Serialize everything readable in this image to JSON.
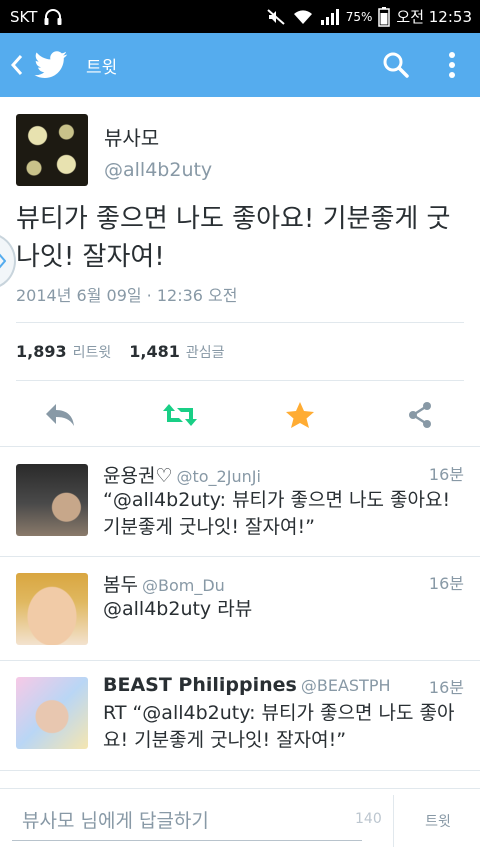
{
  "status_bar": {
    "carrier": "SKT",
    "battery": "75%",
    "time": "오전 12:53"
  },
  "action_bar": {
    "title": "트윗"
  },
  "tweet": {
    "name": "뷰사모",
    "handle": "@all4b2uty",
    "text": "뷰티가 좋으면 나도 좋아요! 기분좋게 굿나잇! 잘자여!",
    "timestamp": "2014년 6월 09일 · 12:36 오전",
    "retweets_count": "1,893",
    "retweets_label": "리트윗",
    "favorites_count": "1,481",
    "favorites_label": "관심글"
  },
  "replies": [
    {
      "name": "윤용권♡",
      "handle": "@to_2JunJi",
      "time": "16분",
      "text": "“@all4b2uty: 뷰티가 좋으면 나도 좋아요! 기분좋게 굿나잇! 잘자여!”"
    },
    {
      "name": "봄두",
      "handle": "@Bom_Du",
      "time": "16분",
      "text": "@all4b2uty 라뷰"
    },
    {
      "name": "BEAST Philippines",
      "handle": "@BEASTPH",
      "time": "16분",
      "text": "RT “@all4b2uty: 뷰티가 좋으면 나도 좋아요! 기분좋게 굿나잇! 잘자여!”"
    }
  ],
  "compose": {
    "placeholder": "뷰사모 님에게 답글하기",
    "char_count": "140",
    "send_label": "트윗"
  },
  "colors": {
    "brand": "#55acee",
    "retweet": "#19cf86",
    "favorite": "#ffac33",
    "muted": "#8899a6"
  }
}
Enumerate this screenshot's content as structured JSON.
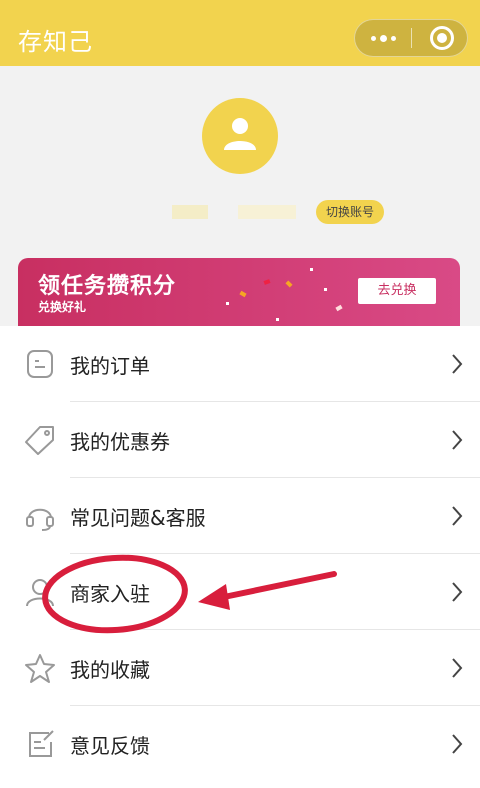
{
  "app": {
    "title": "存知己"
  },
  "profile": {
    "switch_label": "切换账号"
  },
  "banner": {
    "title": "领任务攒积分",
    "subtitle": "兑换好礼",
    "button": "去兑换"
  },
  "menu": [
    {
      "label": "我的订单",
      "icon": "order-icon"
    },
    {
      "label": "我的优惠券",
      "icon": "coupon-icon"
    },
    {
      "label": "常见问题&客服",
      "icon": "headset-icon"
    },
    {
      "label": "商家入驻",
      "icon": "merchant-icon"
    },
    {
      "label": "我的收藏",
      "icon": "star-icon"
    },
    {
      "label": "意见反馈",
      "icon": "feedback-icon"
    }
  ],
  "colors": {
    "brand": "#f2d34e",
    "banner": "#c82f61",
    "annotation": "#d81e3c"
  }
}
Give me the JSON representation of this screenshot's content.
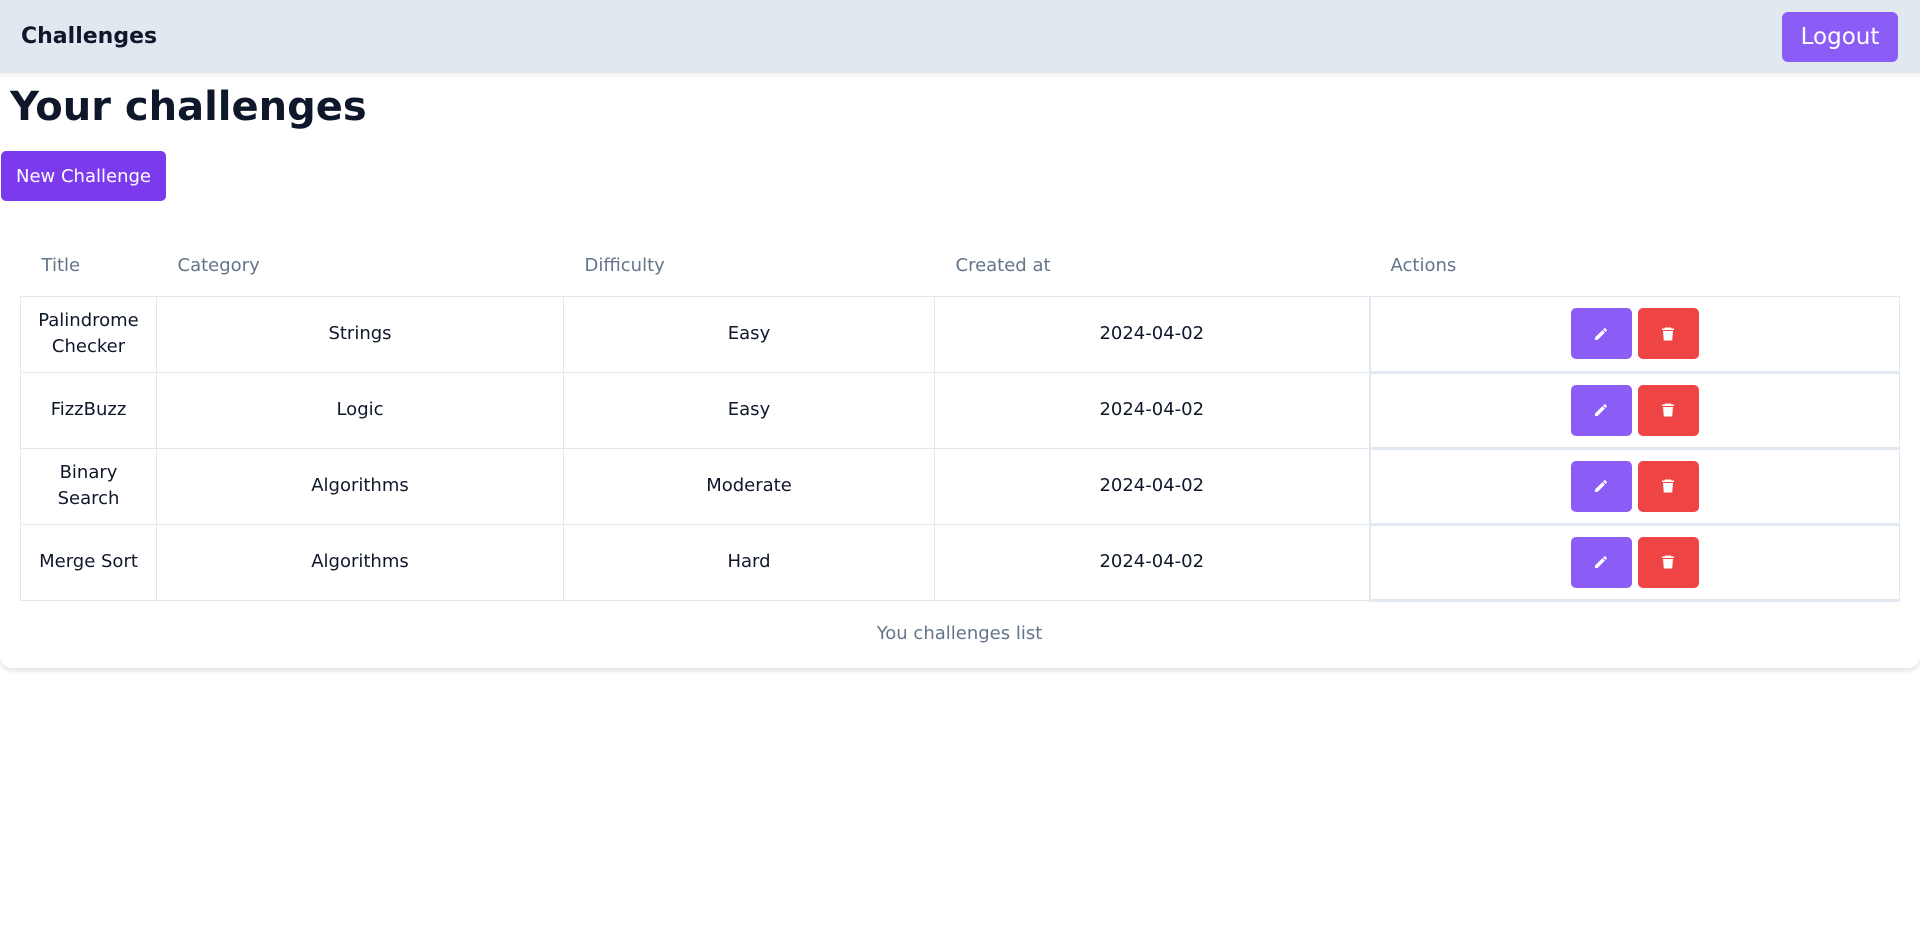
{
  "header": {
    "app_title": "Challenges",
    "logout_label": "Logout"
  },
  "page": {
    "title": "Your challenges",
    "new_button_label": "New Challenge"
  },
  "table": {
    "columns": [
      "Title",
      "Category",
      "Difficulty",
      "Created at",
      "Actions"
    ],
    "rows": [
      {
        "title": "Palindrome Checker",
        "category": "Strings",
        "difficulty": "Easy",
        "created_at": "2024-04-02"
      },
      {
        "title": "FizzBuzz",
        "category": "Logic",
        "difficulty": "Easy",
        "created_at": "2024-04-02"
      },
      {
        "title": "Binary Search",
        "category": "Algorithms",
        "difficulty": "Moderate",
        "created_at": "2024-04-02"
      },
      {
        "title": "Merge Sort",
        "category": "Algorithms",
        "difficulty": "Hard",
        "created_at": "2024-04-02"
      }
    ],
    "row_actions": {
      "edit_icon": "pencil-icon",
      "delete_icon": "trash-icon"
    },
    "caption": "You challenges list"
  },
  "colors": {
    "header_bg": "#e2e8f0",
    "accent": "#8b5cf6",
    "primary_button": "#7c3aed",
    "danger": "#ef4444",
    "muted_text": "#64748b",
    "text": "#0f172a",
    "border": "#e2e8f0"
  }
}
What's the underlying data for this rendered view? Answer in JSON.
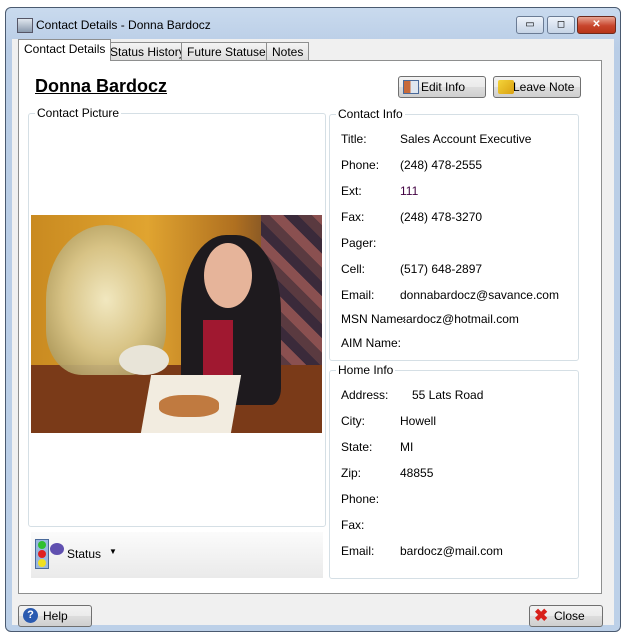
{
  "window": {
    "title": "Contact Details - Donna Bardocz",
    "minimize": "▭",
    "maximize": "◻",
    "close": "✕"
  },
  "tabs": [
    {
      "label": "Contact Details",
      "active": true
    },
    {
      "label": "Status History"
    },
    {
      "label": "Future Statuses"
    },
    {
      "label": "Notes"
    }
  ],
  "contact": {
    "name": "Donna Bardocz"
  },
  "buttons": {
    "edit_info": "Edit Info",
    "leave_note": "Leave Note",
    "help": "Help",
    "close": "Close",
    "status": "Status"
  },
  "picture_group": {
    "legend": "Contact Picture"
  },
  "contact_info": {
    "legend": "Contact Info",
    "rows": [
      {
        "label": "Title:",
        "value": "Sales Account Executive"
      },
      {
        "label": "Phone:",
        "value": "(248) 478-2555"
      },
      {
        "label": "Ext:",
        "value": "111"
      },
      {
        "label": "Fax:",
        "value": "(248) 478-3270"
      },
      {
        "label": "Pager:",
        "value": ""
      },
      {
        "label": "Cell:",
        "value": "(517) 648-2897"
      },
      {
        "label": "Email:",
        "value": "donnabardocz@savance.com"
      },
      {
        "label": "MSN Name:",
        "value": "›ardocz@hotmail.com"
      },
      {
        "label": "AIM Name:",
        "value": ""
      }
    ]
  },
  "home_info": {
    "legend": "Home Info",
    "rows": [
      {
        "label": "Address:",
        "value": "55 Lats Road"
      },
      {
        "label": "City:",
        "value": "Howell"
      },
      {
        "label": "State:",
        "value": "MI"
      },
      {
        "label": "Zip:",
        "value": "48855"
      },
      {
        "label": "Phone:",
        "value": ""
      },
      {
        "label": "Fax:",
        "value": ""
      },
      {
        "label": "Email:",
        "value": "bardocz@mail.com"
      }
    ]
  },
  "colors": {
    "ext_value": "#400040",
    "close_button": "#c8452c"
  }
}
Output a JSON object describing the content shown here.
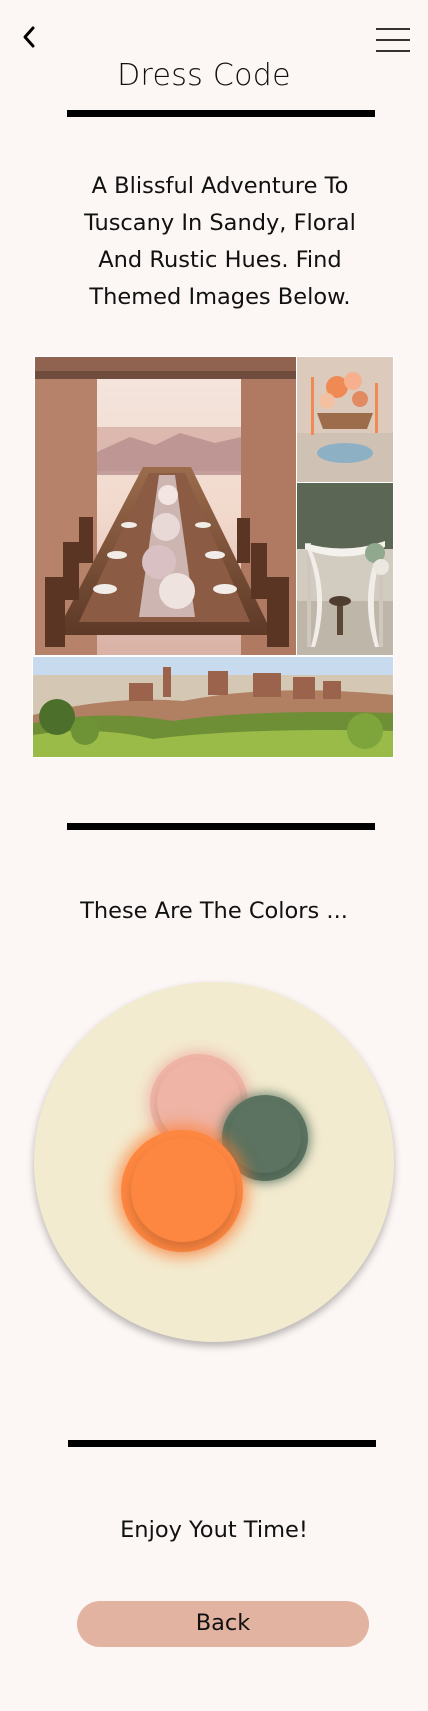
{
  "header": {
    "back_icon": "chevron-left-icon",
    "menu_icon": "hamburger-menu-icon",
    "title": "Dress Code"
  },
  "intro": {
    "text": "A Blissful Adventure To Tuscany In Sandy, Floral And Rustic Hues. Find Themed Images Below."
  },
  "gallery": {
    "images": [
      {
        "name": "tuscan-table-photo",
        "subject": "long dinner table under pergola"
      },
      {
        "name": "centerpiece-photo",
        "subject": "table setting with peach flowers"
      },
      {
        "name": "floral-arch-photo",
        "subject": "draped arch with greenery"
      },
      {
        "name": "hilltop-village-photo",
        "subject": "tuscan hillside village"
      }
    ]
  },
  "colors": {
    "heading": "These Are The Colors ...",
    "palette": [
      {
        "name": "sand",
        "hex": "#f3ebd0"
      },
      {
        "name": "blush",
        "hex": "#efb4a5"
      },
      {
        "name": "sage",
        "hex": "#5b7360"
      },
      {
        "name": "orange",
        "hex": "#fd8640"
      }
    ]
  },
  "footer": {
    "closing": "Enjoy Yout Time!",
    "back_label": "Back",
    "button_color": "#e3b3a2"
  }
}
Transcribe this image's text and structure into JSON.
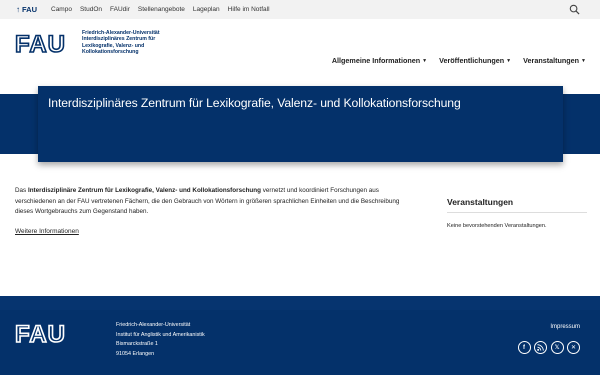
{
  "topbar": {
    "fau_label": "FAU",
    "links": [
      "Campo",
      "StudOn",
      "FAUdir",
      "Stellenangebote",
      "Lageplan",
      "Hilfe im Notfall"
    ]
  },
  "header": {
    "logo_text": "FAU",
    "org_line1": "Friedrich-Alexander-Universität",
    "org_line2": "Interdisziplinäres Zentrum für",
    "org_line3": "Lexikografie, Valenz- und",
    "org_line4": "Kollokationsforschung",
    "nav": [
      "Allgemeine Informationen",
      "Veröffentlichungen",
      "Veranstaltungen"
    ]
  },
  "hero": {
    "title": "Interdisziplinäres Zentrum für Lexikografie, Valenz- und Kollokationsforschung"
  },
  "main": {
    "intro_prefix": "Das ",
    "intro_bold": "Interdisziplinäre Zentrum für Lexikografie, Valenz- und Kollokationsforschung",
    "intro_rest": " vernetzt und koordiniert Forschungen aus verschiedenen an der FAU vertretenen Fächern, die den Gebrauch von Wörtern in größeren sprachlichen Einheiten und die Beschreibung dieses Wortgebrauchs zum Gegenstand haben.",
    "more_link": "Weitere Informationen"
  },
  "aside": {
    "title": "Veranstaltungen",
    "empty_text": "Keine bevorstehenden Veranstaltungen."
  },
  "footer": {
    "logo_text": "FAU",
    "addr_line1": "Friedrich-Alexander-Universität",
    "addr_line2": "Institut für Anglistik und Amerikanistik",
    "addr_line3": "Bismarckstraße 1",
    "addr_line4": "91054 Erlangen",
    "impressum": "Impressum",
    "socials": [
      "facebook-icon",
      "rss-icon",
      "x-icon",
      "xing-icon"
    ]
  },
  "colors": {
    "brand": "#04316a",
    "topbar_bg": "#f2f2f2"
  }
}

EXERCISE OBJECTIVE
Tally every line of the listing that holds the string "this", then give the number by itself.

EXERCISE RESULT
5